# YOUR INSTRUCTIONS
An exact reproduction of the records is required, with all images left out.

---*---

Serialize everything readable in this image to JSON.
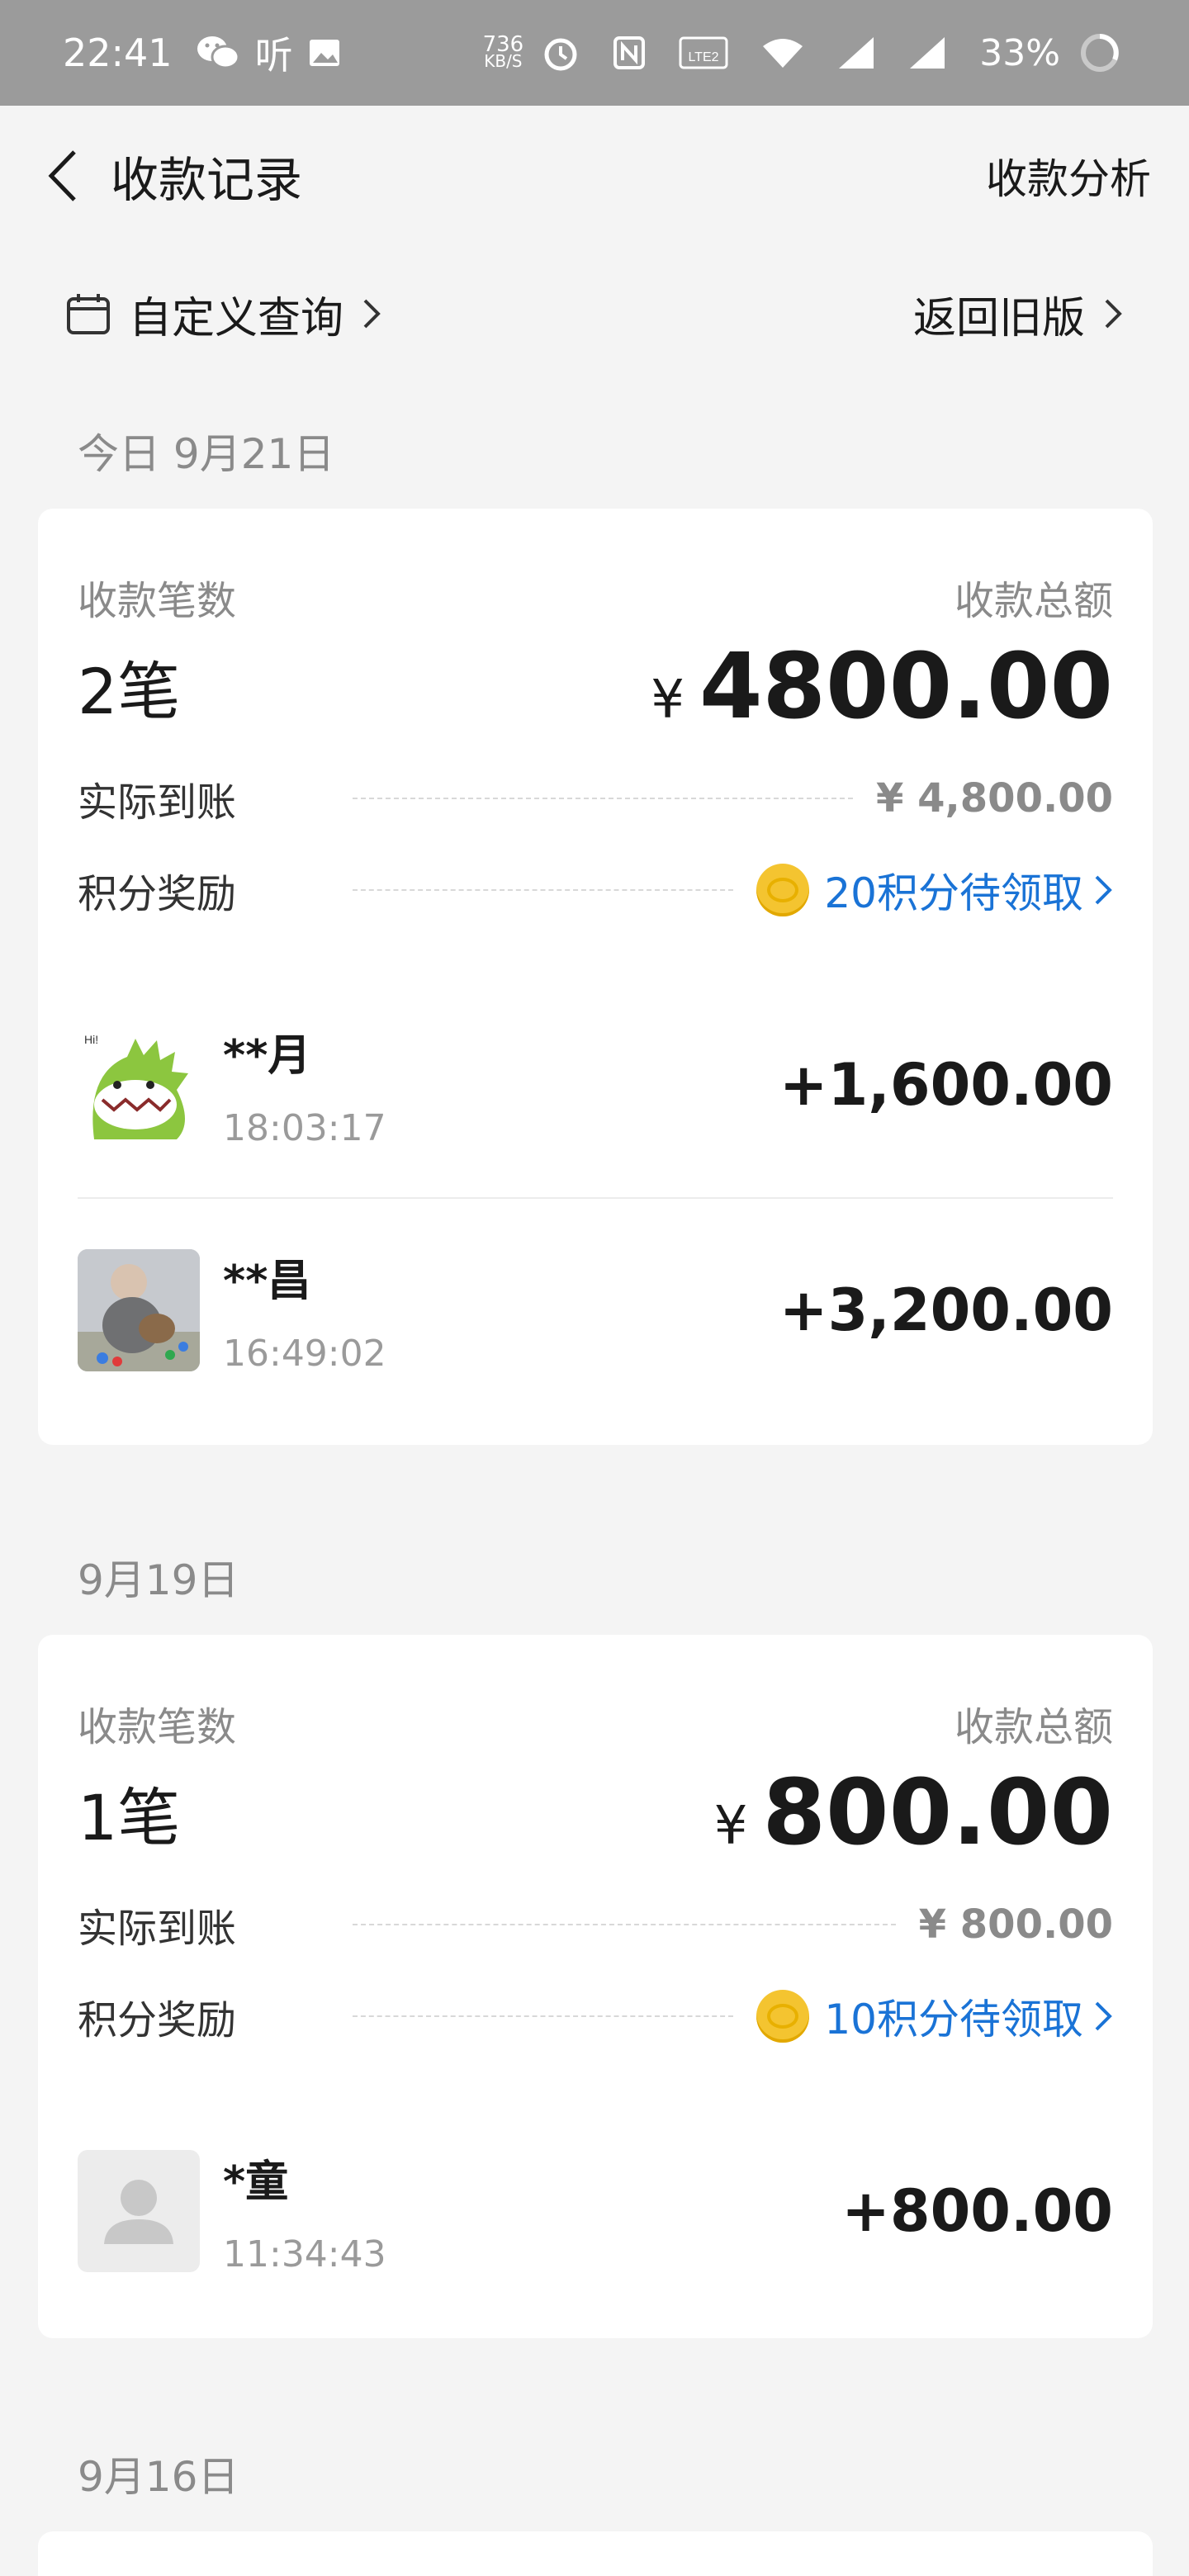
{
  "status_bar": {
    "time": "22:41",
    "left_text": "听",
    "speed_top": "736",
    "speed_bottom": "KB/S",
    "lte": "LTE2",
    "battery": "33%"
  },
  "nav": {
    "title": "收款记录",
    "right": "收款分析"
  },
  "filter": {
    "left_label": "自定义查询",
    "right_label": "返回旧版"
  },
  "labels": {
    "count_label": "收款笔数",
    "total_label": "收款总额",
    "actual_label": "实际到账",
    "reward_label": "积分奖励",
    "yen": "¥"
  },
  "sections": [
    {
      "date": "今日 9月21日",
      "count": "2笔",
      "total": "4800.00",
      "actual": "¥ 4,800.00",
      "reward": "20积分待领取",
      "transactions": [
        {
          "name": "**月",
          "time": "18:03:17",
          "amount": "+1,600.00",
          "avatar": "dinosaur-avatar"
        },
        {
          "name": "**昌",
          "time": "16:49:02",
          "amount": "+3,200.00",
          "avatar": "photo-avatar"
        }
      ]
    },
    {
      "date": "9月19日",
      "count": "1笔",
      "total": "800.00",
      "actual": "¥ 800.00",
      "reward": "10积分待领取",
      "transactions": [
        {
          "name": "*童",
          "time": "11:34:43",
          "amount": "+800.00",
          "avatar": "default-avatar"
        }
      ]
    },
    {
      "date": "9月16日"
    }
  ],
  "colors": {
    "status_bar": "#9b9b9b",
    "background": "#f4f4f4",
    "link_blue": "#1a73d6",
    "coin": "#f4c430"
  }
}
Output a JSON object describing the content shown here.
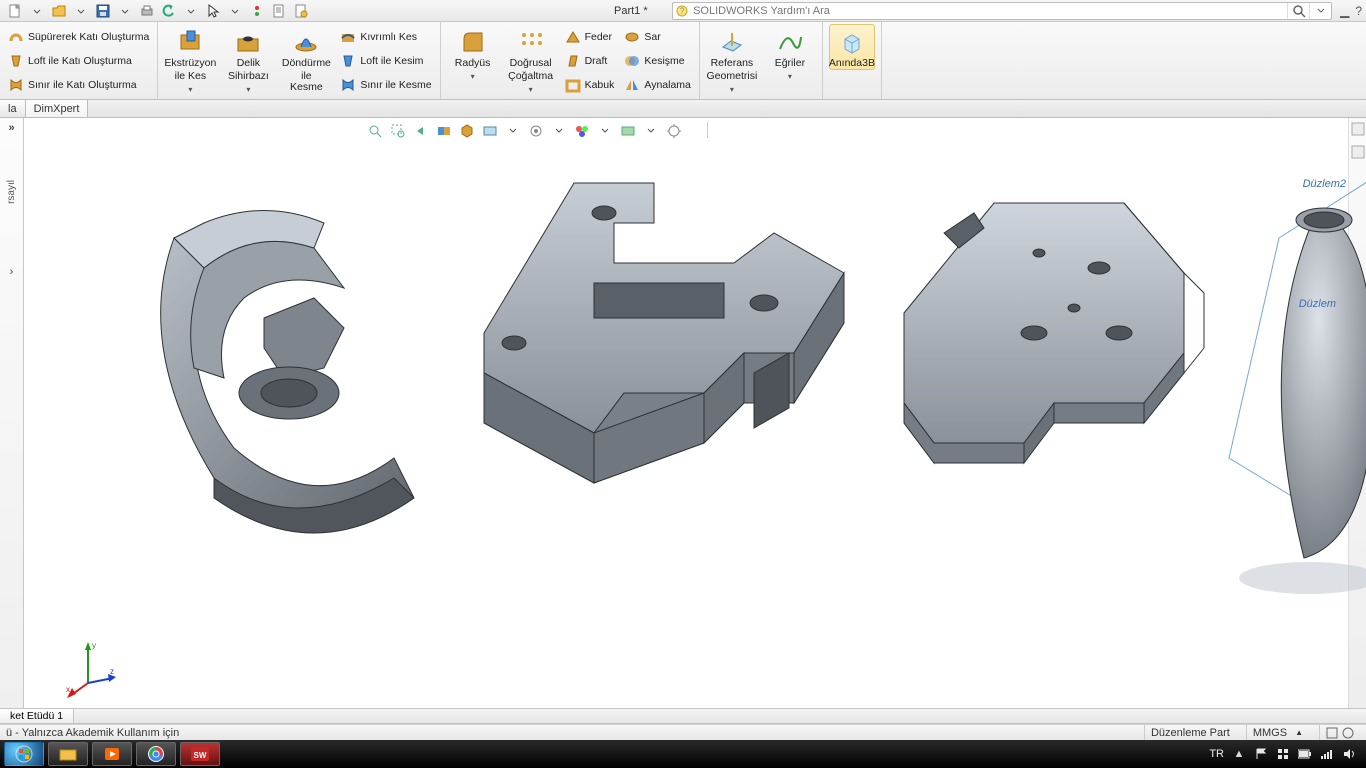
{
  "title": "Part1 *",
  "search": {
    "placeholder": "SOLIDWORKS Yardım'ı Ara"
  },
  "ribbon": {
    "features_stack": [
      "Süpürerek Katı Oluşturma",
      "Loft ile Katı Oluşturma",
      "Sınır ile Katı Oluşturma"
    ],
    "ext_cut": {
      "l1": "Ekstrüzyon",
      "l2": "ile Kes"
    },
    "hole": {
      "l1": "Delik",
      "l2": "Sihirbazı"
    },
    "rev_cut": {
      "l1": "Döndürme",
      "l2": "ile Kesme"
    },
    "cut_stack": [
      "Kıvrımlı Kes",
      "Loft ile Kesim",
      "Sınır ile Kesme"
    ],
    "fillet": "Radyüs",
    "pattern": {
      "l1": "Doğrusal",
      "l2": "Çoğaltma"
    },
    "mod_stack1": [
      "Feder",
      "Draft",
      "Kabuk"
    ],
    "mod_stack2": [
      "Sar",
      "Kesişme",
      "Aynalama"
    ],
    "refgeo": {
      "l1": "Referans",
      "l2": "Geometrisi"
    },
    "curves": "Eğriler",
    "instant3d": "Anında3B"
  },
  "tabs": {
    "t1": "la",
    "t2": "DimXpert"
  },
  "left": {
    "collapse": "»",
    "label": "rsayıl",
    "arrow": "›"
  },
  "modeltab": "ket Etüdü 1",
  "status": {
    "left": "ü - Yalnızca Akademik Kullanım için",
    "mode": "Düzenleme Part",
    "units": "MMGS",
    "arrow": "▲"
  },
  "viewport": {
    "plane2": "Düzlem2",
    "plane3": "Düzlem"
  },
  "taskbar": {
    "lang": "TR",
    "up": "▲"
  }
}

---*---

# ANSWER AREA
Serialize everything readable in this image to JSON.
{
  "status_bar": {
    "time": "22:41",
    "left_text": "听",
    "speed_top": "736",
    "speed_bottom": "KB/S",
    "lte": "LTE2",
    "battery": "33%"
  },
  "nav": {
    "title": "收款记录",
    "right": "收款分析"
  },
  "filter": {
    "left_label": "自定义查询",
    "right_label": "返回旧版"
  },
  "labels": {
    "count_label": "收款笔数",
    "total_label": "收款总额",
    "actual_label": "实际到账",
    "reward_label": "积分奖励",
    "yen": "¥"
  },
  "sections": [
    {
      "date": "今日 9月21日",
      "count": "2笔",
      "total": "4800.00",
      "actual": "¥ 4,800.00",
      "reward": "20积分待领取",
      "transactions": [
        {
          "name": "**月",
          "time": "18:03:17",
          "amount": "+1,600.00",
          "avatar": "dinosaur-avatar"
        },
        {
          "name": "**昌",
          "time": "16:49:02",
          "amount": "+3,200.00",
          "avatar": "photo-avatar"
        }
      ]
    },
    {
      "date": "9月19日",
      "count": "1笔",
      "total": "800.00",
      "actual": "¥ 800.00",
      "reward": "10积分待领取",
      "transactions": [
        {
          "name": "*童",
          "time": "11:34:43",
          "amount": "+800.00",
          "avatar": "default-avatar"
        }
      ]
    },
    {
      "date": "9月16日"
    }
  ],
  "colors": {
    "status_bar": "#9b9b9b",
    "background": "#f4f4f4",
    "link_blue": "#1a73d6",
    "coin": "#f4c430"
  }
}
Output a JSON object describing the content shown here.
{
  "title": "Part1 *",
  "search": {
    "placeholder": "SOLIDWORKS Yardım'ı Ara"
  },
  "ribbon": {
    "features_stack": [
      "Süpürerek Katı Oluşturma",
      "Loft ile Katı Oluşturma",
      "Sınır ile Katı Oluşturma"
    ],
    "ext_cut": {
      "l1": "Ekstrüzyon",
      "l2": "ile Kes"
    },
    "hole": {
      "l1": "Delik",
      "l2": "Sihirbazı"
    },
    "rev_cut": {
      "l1": "Döndürme",
      "l2": "ile Kesme"
    },
    "cut_stack": [
      "Kıvrımlı Kes",
      "Loft ile Kesim",
      "Sınır ile Kesme"
    ],
    "fillet": "Radyüs",
    "pattern": {
      "l1": "Doğrusal",
      "l2": "Çoğaltma"
    },
    "mod_stack1": [
      "Feder",
      "Draft",
      "Kabuk"
    ],
    "mod_stack2": [
      "Sar",
      "Kesişme",
      "Aynalama"
    ],
    "refgeo": {
      "l1": "Referans",
      "l2": "Geometrisi"
    },
    "curves": "Eğriler",
    "instant3d": "Anında3B"
  },
  "tabs": {
    "t1": "la",
    "t2": "DimXpert"
  },
  "left": {
    "collapse": "»",
    "label": "rsayıl",
    "arrow": "›"
  },
  "modeltab": "ket Etüdü 1",
  "status": {
    "left": "ü - Yalnızca Akademik Kullanım için",
    "mode": "Düzenleme Part",
    "units": "MMGS",
    "arrow": "▲"
  },
  "viewport": {
    "plane2": "Düzlem2",
    "plane3": "Düzlem"
  },
  "taskbar": {
    "lang": "TR",
    "up": "▲"
  }
}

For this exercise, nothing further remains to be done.